Film-making: some interesting questions and tips!

Welcome to the new term and a new post from me. I haven't blogged for ages, so it's like a new year resolution to get some done...

Eight things you may not have seen before which might prove useful to you...

1. Is there any such thing as originality? It's a question posed in this video, which is well worth watching and should enable you to put aside any guilt about borrowing ideas:



and here's TomSka's take on it!



2. The originality question is also posed at the top of this web article, which features a collection of movie posters to reveal to us all that there seems to be a very limited amount of ideas out there!

http://www.boredpanda.com/movie-poster-cliches/




3. If you are making a film, maybe for your coursework, and you really like that font that you saw in some movie and would like to replicate it in your film, maybe you'll find it here:

http://slodive.com/freebies/movie-fonts/

Well worth a look to see if you can re-mix someone else's text!
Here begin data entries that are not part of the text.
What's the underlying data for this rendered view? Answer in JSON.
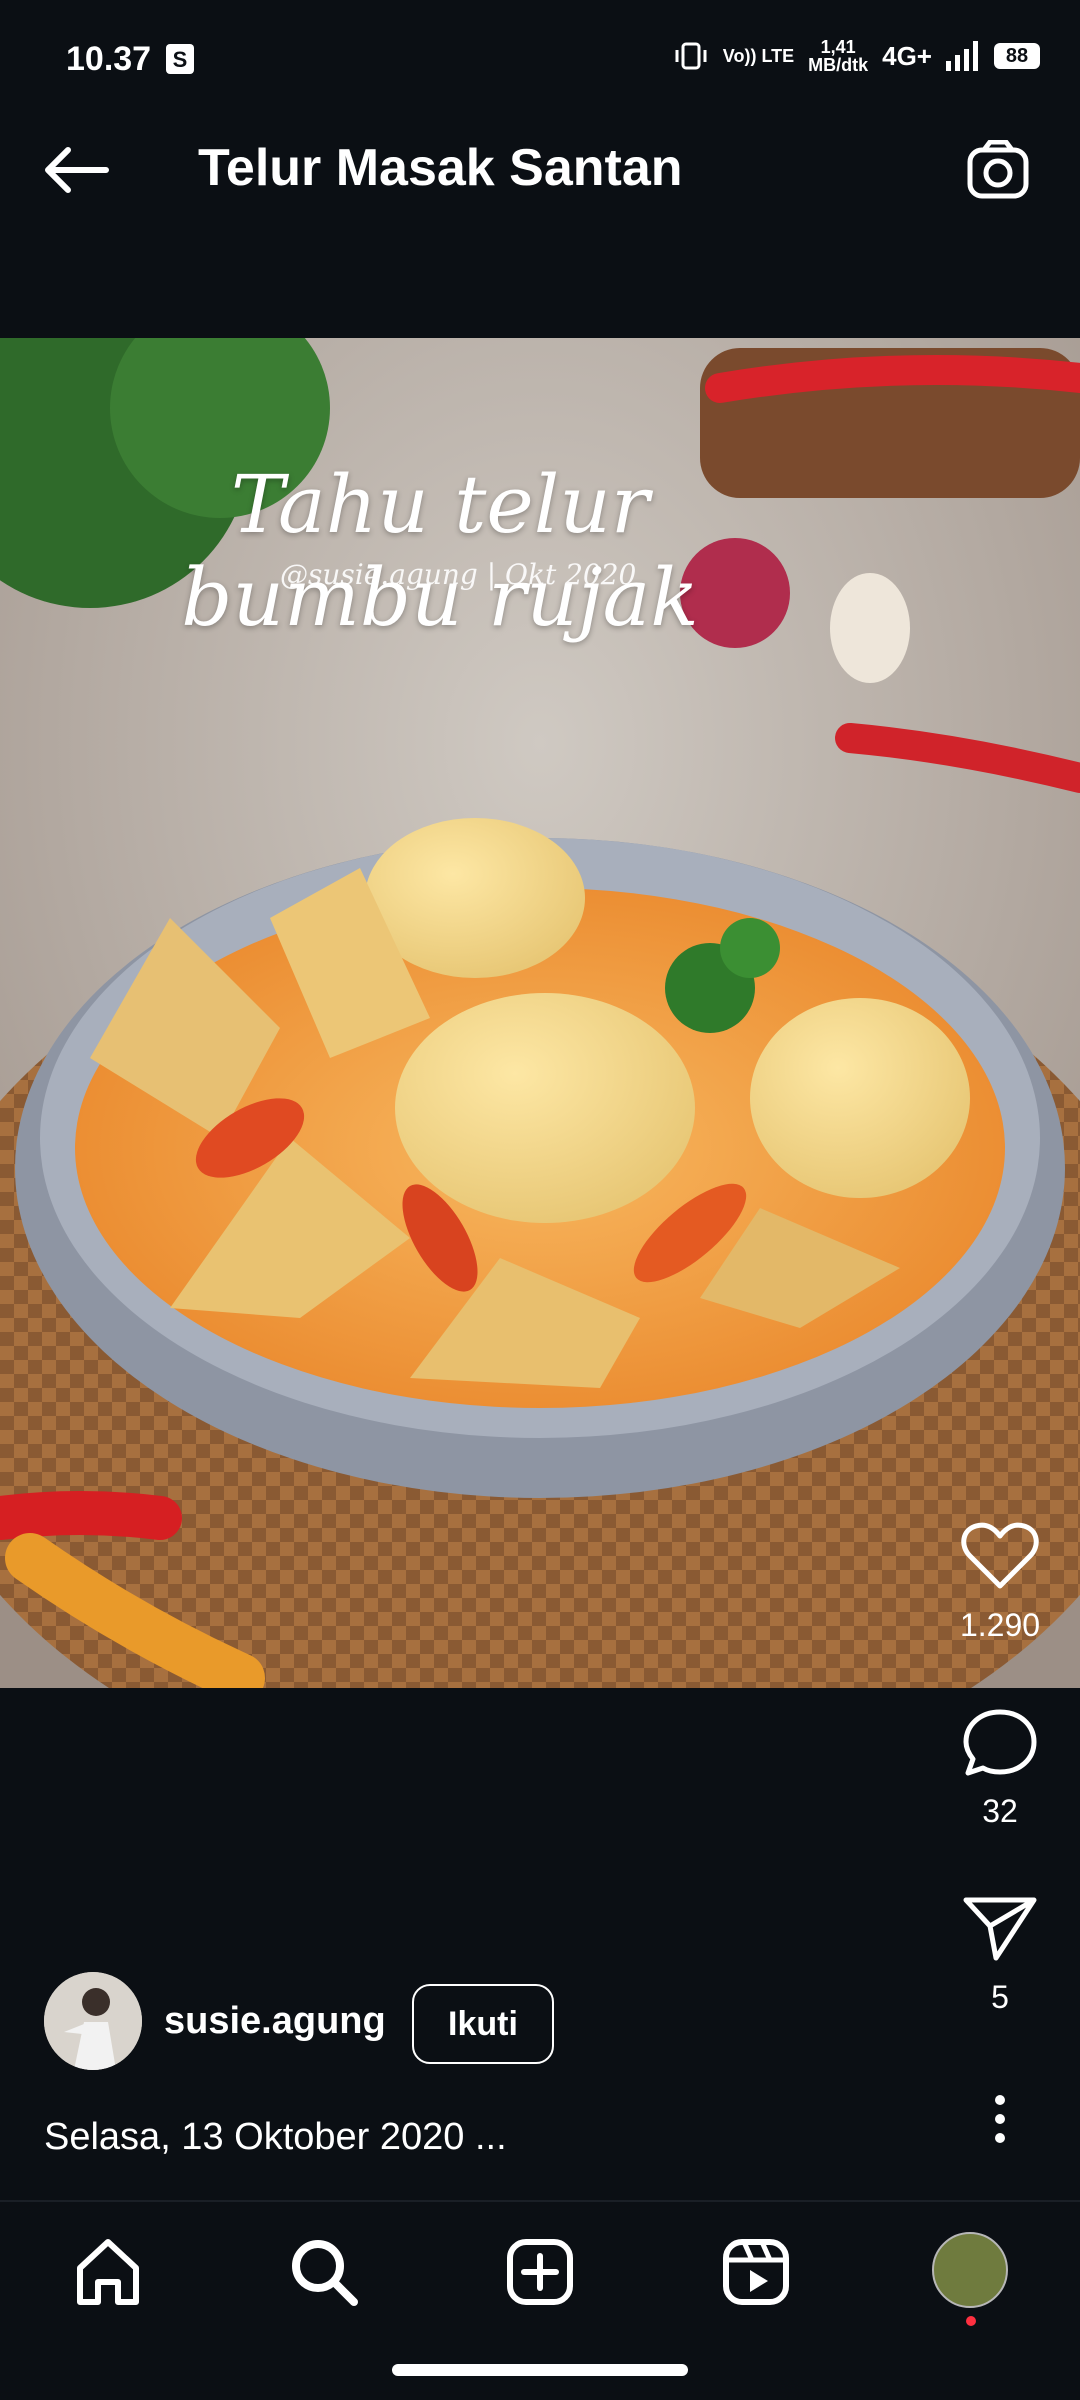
{
  "status_bar": {
    "time": "10.37",
    "shop_icon": "shopping-bag-icon",
    "volte_label": "Vo)) LTE",
    "speed_value": "1,41",
    "speed_unit": "MB/dtk",
    "network": "4G+",
    "battery": "88"
  },
  "header": {
    "title": "Telur Masak Santan",
    "back_icon": "arrow-left-icon",
    "camera_icon": "camera-icon"
  },
  "post": {
    "image_caption": "Tahu telur bumbu rujak",
    "image_credit": "@susie.agung | Okt 2020",
    "likes": "1.290",
    "comments": "32",
    "shares": "5",
    "username": "susie.agung",
    "follow_label": "Ikuti",
    "caption": "Selasa, 13 Oktober 2020 ..."
  },
  "bottom_nav": {
    "items": [
      {
        "name": "home",
        "icon": "home-icon"
      },
      {
        "name": "search",
        "icon": "search-icon"
      },
      {
        "name": "create",
        "icon": "plus-square-icon"
      },
      {
        "name": "reels",
        "icon": "reels-icon"
      },
      {
        "name": "profile",
        "icon": "avatar-icon"
      }
    ]
  },
  "colors": {
    "background": "#0b0f14",
    "text": "#ffffff",
    "notification_dot": "#ff3040"
  }
}
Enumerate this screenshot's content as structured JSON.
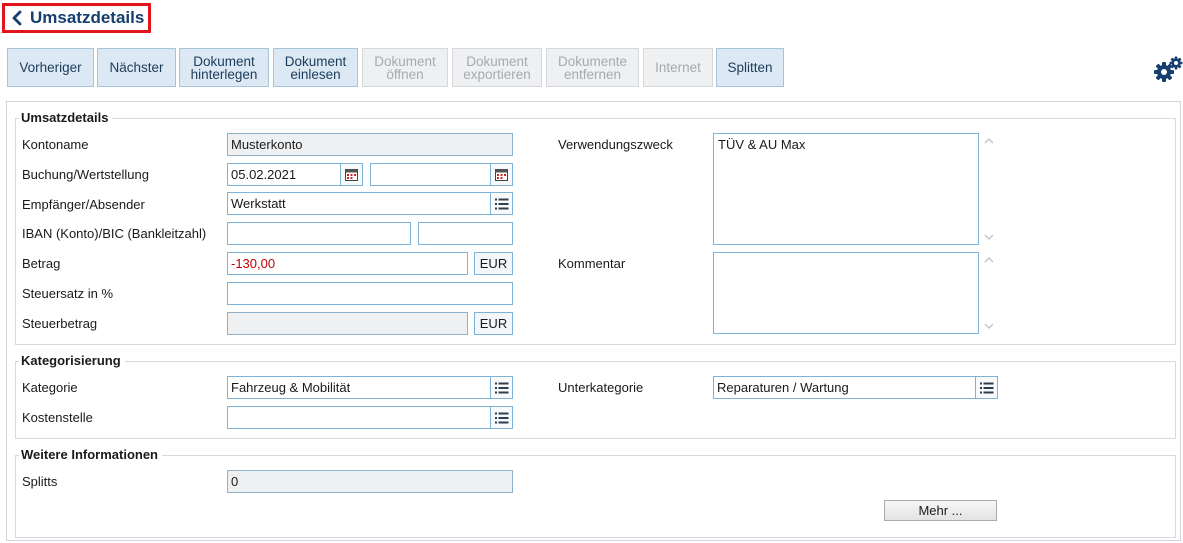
{
  "header": {
    "title": "Umsatzdetails"
  },
  "toolbar": {
    "prev": "Vorheriger",
    "next": "Nächster",
    "doc_store": "Dokument\nhinterlegen",
    "doc_read": "Dokument\neinlesen",
    "doc_open": "Dokument\nöffnen",
    "doc_export": "Dokument\nexportieren",
    "doc_remove": "Dokumente\nentfernen",
    "internet": "Internet",
    "split": "Splitten"
  },
  "sections": {
    "details": {
      "legend": "Umsatzdetails",
      "kontoname_label": "Kontoname",
      "kontoname_value": "Musterkonto",
      "buchung_label": "Buchung/Wertstellung",
      "buchung_value": "05.02.2021",
      "wertstellung_value": "",
      "empfaenger_label": "Empfänger/Absender",
      "empfaenger_value": "Werkstatt",
      "iban_label": "IBAN (Konto)/BIC (Bankleitzahl)",
      "iban_value": "",
      "bic_value": "",
      "betrag_label": "Betrag",
      "betrag_value": "-130,00",
      "betrag_currency": "EUR",
      "steuersatz_label": "Steuersatz in %",
      "steuersatz_value": "",
      "steuerbetrag_label": "Steuerbetrag",
      "steuerbetrag_value": "",
      "steuerbetrag_currency": "EUR",
      "verwendungszweck_label": "Verwendungszweck",
      "verwendungszweck_value": "TÜV & AU Max",
      "kommentar_label": "Kommentar",
      "kommentar_value": ""
    },
    "kategorisierung": {
      "legend": "Kategorisierung",
      "kategorie_label": "Kategorie",
      "kategorie_value": "Fahrzeug & Mobilität",
      "unterkategorie_label": "Unterkategorie",
      "unterkategorie_value": "Reparaturen / Wartung",
      "kostenstelle_label": "Kostenstelle",
      "kostenstelle_value": ""
    },
    "weitere": {
      "legend": "Weitere Informationen",
      "splitts_label": "Splitts",
      "splitts_value": "0",
      "mehr_label": "Mehr ..."
    }
  },
  "colors": {
    "accent": "#163e6e",
    "highlight_border": "#e2141c",
    "negative": "#c40000"
  },
  "icons": [
    "chevron-left-icon",
    "gear-icon",
    "calendar-icon",
    "list-icon",
    "scroll-up-icon",
    "scroll-down-icon"
  ]
}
4. Want to know how to make a soundtrack out of everyday 'stuff'? A good person to listen to is Nathan Johnson, composer of the music for Brick and Looper. Here he talks about how he did the score for Looper:



5. Want to make a movie trailer? here are some great tips in this amusing article from The Guardian:

http://www.theguardian.com/film/2012/jun/16/how-to-make-a-movie-trailer

6. Making an opening sequence with titles this year?

This is really good- all about the history of titles sequences

THE FILM before THE FILM from ntsdpz on Vimeo.

7. Want to know about the history of colour in films? This site is good

http://nofilmschool.com/2013/09/complete-history-science-behind-use-of-color-in-film/


8. And want some top tips for your screenplay? Here's some from one of the writers of Fresh Meat and Peep Show; and they don't just apply to comedy!



http://www.theguardian.com/tv-and-radio/2013/jul/31/sam-bain-how-to-write-screenplay-script

I'll try to put together more things I find from around the web that might be useful to you in the weeks to come.

follow me on twitter @petesmediablog